Staff Writer, Spaceflight

Elizabeth Howell (she/her), Ph.D., is a staff writer in the spaceflight channel since 2022 covering diversity, education and gaming as well. She was contributing writer for for 10 years before joining full-time. Elizabeth's reporting includes multiple exclusives with the White House and Office of the Vice-President of the United States, an exclusive conversation with aspiring space tourist (and NSYNC bassist) Lance Bass, speaking several times with the International Space Station, witnessing five human spaceflight launches on two continents, flying parabolic, working inside a spacesuit, and participating in a simulated Mars mission.
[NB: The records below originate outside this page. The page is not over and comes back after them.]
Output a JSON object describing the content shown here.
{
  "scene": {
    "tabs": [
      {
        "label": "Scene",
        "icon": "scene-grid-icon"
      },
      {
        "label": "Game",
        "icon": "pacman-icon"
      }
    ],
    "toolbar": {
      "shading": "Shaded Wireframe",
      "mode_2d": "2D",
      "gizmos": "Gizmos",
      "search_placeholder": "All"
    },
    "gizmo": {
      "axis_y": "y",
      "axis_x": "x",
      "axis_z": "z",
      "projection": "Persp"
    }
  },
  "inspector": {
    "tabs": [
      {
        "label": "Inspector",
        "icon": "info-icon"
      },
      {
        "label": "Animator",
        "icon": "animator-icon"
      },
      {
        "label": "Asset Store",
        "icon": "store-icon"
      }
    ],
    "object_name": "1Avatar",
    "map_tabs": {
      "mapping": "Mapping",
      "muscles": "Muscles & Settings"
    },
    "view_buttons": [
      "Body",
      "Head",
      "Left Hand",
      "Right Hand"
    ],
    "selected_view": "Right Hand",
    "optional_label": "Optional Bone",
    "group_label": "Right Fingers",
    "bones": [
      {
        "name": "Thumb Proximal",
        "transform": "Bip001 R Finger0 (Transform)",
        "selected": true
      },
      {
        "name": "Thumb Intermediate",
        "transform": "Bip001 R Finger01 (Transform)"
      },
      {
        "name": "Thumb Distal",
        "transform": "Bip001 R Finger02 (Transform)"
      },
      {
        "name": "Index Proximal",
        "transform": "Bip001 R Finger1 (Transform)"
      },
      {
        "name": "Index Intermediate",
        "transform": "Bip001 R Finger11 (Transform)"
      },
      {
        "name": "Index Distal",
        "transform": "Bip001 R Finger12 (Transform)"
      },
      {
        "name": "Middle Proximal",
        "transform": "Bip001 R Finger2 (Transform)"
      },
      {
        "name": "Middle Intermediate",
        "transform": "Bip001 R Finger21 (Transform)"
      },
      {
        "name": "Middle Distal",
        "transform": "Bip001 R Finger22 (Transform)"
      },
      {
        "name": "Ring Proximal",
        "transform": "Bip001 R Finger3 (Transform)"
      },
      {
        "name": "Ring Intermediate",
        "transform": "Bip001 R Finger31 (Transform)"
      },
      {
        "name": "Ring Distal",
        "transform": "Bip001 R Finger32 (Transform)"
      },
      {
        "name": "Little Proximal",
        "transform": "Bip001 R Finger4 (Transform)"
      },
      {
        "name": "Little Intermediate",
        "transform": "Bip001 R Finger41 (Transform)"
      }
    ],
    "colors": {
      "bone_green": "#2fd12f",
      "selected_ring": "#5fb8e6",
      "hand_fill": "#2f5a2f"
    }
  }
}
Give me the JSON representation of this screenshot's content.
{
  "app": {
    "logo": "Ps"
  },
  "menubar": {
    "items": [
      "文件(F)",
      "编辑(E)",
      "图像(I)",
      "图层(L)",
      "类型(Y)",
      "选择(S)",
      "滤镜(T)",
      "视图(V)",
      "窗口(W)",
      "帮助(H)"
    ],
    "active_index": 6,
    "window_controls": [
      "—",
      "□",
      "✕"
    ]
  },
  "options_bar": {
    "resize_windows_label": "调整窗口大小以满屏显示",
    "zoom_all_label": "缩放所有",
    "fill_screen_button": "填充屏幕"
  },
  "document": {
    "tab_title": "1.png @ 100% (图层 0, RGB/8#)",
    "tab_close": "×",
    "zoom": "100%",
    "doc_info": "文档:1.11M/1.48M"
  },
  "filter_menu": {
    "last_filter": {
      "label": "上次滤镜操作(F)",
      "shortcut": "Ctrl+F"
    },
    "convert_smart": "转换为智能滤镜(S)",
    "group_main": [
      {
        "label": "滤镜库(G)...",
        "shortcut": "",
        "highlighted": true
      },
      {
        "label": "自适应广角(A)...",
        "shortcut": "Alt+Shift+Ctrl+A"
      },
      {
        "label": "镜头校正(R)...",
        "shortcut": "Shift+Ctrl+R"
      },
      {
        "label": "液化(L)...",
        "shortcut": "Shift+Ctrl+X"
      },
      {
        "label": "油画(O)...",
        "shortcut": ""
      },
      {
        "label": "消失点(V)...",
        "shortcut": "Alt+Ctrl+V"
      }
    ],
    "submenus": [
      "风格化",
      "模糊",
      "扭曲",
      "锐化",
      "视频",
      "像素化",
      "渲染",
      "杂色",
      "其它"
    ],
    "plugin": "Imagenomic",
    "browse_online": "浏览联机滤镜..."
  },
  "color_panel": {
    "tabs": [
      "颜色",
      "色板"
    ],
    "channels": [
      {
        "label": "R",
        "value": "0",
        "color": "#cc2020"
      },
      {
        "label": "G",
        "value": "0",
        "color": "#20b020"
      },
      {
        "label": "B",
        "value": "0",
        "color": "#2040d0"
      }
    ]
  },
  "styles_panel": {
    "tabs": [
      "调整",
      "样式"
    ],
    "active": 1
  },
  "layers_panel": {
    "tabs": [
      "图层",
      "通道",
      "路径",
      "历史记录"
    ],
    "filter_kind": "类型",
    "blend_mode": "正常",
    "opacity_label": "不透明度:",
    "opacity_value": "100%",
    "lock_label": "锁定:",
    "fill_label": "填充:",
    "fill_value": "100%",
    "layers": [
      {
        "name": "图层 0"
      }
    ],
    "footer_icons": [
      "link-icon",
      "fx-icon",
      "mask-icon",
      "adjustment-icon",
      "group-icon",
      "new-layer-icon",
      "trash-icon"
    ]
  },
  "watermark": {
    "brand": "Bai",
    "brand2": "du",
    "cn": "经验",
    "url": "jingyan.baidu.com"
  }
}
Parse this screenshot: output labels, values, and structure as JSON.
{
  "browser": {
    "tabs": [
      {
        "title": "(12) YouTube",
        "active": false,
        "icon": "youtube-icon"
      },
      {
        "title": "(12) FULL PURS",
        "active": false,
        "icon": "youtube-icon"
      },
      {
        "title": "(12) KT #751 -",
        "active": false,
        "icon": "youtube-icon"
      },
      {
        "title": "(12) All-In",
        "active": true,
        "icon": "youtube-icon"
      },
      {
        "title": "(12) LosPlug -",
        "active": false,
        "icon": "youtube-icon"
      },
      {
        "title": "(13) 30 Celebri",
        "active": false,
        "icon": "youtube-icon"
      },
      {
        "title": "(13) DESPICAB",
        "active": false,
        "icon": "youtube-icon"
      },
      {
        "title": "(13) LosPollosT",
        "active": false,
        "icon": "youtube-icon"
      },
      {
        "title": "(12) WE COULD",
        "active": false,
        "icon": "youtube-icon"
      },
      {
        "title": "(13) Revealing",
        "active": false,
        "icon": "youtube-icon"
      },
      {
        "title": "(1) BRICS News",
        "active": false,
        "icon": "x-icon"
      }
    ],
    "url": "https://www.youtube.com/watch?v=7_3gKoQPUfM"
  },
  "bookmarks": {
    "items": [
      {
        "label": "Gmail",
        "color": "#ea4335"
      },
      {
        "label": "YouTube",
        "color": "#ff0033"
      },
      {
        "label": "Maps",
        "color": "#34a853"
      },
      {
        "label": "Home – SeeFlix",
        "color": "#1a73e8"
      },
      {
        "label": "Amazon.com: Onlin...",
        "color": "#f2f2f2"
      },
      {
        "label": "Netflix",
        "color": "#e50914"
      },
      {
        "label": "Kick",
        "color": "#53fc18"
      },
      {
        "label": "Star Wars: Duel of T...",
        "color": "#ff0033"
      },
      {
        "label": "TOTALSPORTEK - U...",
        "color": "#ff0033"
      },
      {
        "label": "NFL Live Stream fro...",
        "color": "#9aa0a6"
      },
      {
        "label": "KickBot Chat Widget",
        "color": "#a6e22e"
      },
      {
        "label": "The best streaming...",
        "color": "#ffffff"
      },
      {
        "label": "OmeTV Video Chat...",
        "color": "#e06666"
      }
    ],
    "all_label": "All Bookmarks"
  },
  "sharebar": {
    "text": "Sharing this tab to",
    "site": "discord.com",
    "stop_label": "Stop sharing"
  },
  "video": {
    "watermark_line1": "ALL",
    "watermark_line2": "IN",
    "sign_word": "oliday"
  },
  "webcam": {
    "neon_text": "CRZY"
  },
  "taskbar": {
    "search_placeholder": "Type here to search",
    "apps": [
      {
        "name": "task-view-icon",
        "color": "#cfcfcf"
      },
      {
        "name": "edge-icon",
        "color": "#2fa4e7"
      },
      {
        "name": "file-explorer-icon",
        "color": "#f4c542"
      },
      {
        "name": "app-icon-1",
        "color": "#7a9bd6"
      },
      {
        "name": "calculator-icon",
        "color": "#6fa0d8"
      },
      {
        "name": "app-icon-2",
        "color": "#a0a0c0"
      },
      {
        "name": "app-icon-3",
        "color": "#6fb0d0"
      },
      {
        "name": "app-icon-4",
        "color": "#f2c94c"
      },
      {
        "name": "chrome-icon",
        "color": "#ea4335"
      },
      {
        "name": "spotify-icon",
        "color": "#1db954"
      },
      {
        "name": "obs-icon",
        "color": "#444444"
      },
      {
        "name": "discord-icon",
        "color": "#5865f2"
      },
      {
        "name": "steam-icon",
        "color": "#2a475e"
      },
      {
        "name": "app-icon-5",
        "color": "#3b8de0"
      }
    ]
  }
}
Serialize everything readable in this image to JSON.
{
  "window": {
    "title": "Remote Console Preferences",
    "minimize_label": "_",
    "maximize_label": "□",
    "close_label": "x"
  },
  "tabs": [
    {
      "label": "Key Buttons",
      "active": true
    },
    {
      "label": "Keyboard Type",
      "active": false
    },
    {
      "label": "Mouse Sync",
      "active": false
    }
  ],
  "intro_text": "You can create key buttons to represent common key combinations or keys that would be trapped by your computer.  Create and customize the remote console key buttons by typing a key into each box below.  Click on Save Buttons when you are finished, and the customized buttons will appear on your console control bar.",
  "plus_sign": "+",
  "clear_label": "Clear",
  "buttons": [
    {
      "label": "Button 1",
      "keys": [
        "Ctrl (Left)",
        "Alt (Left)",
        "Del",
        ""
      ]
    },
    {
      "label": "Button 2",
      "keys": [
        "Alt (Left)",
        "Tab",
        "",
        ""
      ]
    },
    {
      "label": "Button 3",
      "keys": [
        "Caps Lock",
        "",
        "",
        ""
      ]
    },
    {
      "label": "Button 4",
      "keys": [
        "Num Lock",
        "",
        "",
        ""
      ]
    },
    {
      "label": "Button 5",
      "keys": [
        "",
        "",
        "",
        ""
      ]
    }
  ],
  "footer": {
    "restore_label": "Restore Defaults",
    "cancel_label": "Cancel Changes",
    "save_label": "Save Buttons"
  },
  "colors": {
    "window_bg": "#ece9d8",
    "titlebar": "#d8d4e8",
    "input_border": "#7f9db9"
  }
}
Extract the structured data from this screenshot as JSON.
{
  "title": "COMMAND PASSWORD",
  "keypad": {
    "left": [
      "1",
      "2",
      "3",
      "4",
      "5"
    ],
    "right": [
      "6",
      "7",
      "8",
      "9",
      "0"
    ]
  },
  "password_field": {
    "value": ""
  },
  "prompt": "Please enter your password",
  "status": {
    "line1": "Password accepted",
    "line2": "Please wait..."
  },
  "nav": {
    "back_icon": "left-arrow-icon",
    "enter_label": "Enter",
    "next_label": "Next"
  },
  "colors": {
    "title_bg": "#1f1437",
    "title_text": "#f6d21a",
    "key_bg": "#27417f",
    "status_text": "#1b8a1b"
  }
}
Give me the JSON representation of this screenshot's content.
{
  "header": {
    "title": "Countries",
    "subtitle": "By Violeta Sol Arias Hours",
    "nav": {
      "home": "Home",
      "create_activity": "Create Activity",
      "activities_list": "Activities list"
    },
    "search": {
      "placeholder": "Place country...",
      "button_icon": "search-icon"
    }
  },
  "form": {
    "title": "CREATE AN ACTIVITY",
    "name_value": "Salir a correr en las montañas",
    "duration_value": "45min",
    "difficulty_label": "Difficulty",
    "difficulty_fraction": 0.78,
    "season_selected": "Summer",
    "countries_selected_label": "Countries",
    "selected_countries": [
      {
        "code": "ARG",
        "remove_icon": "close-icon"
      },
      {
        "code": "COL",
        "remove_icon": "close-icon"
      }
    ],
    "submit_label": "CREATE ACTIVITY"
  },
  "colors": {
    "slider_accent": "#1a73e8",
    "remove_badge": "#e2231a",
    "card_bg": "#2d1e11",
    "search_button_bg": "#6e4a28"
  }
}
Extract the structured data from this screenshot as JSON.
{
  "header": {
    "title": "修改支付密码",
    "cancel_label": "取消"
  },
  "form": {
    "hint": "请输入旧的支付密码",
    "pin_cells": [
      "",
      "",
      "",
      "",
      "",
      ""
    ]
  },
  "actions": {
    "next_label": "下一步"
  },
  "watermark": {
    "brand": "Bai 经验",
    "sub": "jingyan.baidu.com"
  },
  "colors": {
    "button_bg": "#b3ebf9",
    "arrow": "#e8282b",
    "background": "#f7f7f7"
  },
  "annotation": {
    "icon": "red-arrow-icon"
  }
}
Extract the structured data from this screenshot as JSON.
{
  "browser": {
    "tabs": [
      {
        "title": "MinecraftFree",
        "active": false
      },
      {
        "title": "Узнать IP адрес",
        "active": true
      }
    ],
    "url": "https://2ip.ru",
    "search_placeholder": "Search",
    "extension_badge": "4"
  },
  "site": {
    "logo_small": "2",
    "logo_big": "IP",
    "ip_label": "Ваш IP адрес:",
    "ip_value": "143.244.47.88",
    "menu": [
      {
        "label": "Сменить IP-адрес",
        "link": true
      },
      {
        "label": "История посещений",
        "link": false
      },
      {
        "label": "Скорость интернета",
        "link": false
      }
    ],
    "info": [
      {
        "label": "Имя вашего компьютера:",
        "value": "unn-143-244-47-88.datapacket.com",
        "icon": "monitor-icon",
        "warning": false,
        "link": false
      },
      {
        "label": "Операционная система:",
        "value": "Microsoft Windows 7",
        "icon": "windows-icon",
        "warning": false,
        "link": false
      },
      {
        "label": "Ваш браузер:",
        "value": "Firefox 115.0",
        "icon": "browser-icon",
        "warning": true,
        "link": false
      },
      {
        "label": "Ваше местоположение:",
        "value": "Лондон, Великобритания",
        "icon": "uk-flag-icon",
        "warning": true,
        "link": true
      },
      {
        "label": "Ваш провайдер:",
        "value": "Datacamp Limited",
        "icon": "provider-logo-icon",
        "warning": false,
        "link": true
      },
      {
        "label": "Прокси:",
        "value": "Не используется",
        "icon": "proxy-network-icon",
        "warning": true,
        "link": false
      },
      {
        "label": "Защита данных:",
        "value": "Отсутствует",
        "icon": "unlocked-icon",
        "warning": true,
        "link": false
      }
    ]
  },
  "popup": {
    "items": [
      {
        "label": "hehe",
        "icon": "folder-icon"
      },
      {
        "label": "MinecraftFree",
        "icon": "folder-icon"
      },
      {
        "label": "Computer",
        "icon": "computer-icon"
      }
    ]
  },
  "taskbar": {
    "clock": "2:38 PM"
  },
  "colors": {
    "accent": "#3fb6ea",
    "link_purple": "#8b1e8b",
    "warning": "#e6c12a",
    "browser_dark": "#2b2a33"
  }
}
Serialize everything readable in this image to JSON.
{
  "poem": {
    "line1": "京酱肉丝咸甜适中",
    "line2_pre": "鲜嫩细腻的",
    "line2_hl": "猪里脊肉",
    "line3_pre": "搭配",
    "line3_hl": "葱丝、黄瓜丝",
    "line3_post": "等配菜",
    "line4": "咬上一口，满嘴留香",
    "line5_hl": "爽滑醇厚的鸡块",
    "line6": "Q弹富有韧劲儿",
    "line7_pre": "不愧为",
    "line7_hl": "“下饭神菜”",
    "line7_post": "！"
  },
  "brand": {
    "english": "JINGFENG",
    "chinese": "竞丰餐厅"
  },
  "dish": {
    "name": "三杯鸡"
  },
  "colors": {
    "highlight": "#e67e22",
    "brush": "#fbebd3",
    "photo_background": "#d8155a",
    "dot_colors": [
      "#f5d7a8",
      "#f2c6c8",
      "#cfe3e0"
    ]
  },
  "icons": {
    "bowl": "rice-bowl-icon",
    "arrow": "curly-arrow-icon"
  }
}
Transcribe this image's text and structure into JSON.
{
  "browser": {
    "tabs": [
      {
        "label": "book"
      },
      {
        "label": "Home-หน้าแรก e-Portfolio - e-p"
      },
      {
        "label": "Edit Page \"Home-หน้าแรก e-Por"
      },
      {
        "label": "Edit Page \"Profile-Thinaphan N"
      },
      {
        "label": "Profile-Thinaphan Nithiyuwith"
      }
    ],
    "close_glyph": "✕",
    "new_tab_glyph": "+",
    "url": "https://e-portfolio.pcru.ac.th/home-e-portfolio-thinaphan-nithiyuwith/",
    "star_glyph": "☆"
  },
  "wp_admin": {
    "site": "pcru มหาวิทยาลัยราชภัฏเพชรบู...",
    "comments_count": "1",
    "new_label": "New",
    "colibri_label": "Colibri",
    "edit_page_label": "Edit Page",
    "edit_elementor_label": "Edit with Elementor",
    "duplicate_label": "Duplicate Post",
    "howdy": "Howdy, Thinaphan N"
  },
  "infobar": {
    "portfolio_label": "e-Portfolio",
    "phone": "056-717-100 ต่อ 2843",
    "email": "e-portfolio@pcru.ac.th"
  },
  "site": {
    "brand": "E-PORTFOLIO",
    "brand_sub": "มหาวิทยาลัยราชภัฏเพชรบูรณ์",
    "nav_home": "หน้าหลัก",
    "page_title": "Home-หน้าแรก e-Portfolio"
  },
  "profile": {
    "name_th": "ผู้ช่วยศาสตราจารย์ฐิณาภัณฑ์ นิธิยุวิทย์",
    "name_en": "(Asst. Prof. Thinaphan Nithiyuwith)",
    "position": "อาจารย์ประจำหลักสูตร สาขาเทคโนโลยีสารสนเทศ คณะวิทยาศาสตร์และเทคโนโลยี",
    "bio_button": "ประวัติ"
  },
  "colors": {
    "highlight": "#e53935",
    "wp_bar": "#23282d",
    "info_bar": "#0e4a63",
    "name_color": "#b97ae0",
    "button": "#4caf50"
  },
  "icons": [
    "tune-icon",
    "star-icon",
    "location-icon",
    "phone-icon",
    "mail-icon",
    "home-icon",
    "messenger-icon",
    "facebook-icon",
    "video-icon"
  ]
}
Her latest book, "Why Am I Taller?", is co-written with astronaut Dave Williams. Elizabeth holds a Ph.D. and M.Sc. in Space Studies from the University of North Dakota, a Bachelor of Journalism from Canada's Carleton University and a Bachelor of History from Canada's Athabasca University. Elizabeth is also a post-secondary instructor in communications and science at several institutions since 2015; her experience includes developing and teaching an astronomy course at Canada's Algonquin College (with Indigenous content as well) to more than 1,000 students since 2020. Elizabeth first got interested in space after watching the movie Apollo 13 in 1996, and still wants to be an astronaut someday. Mastodon: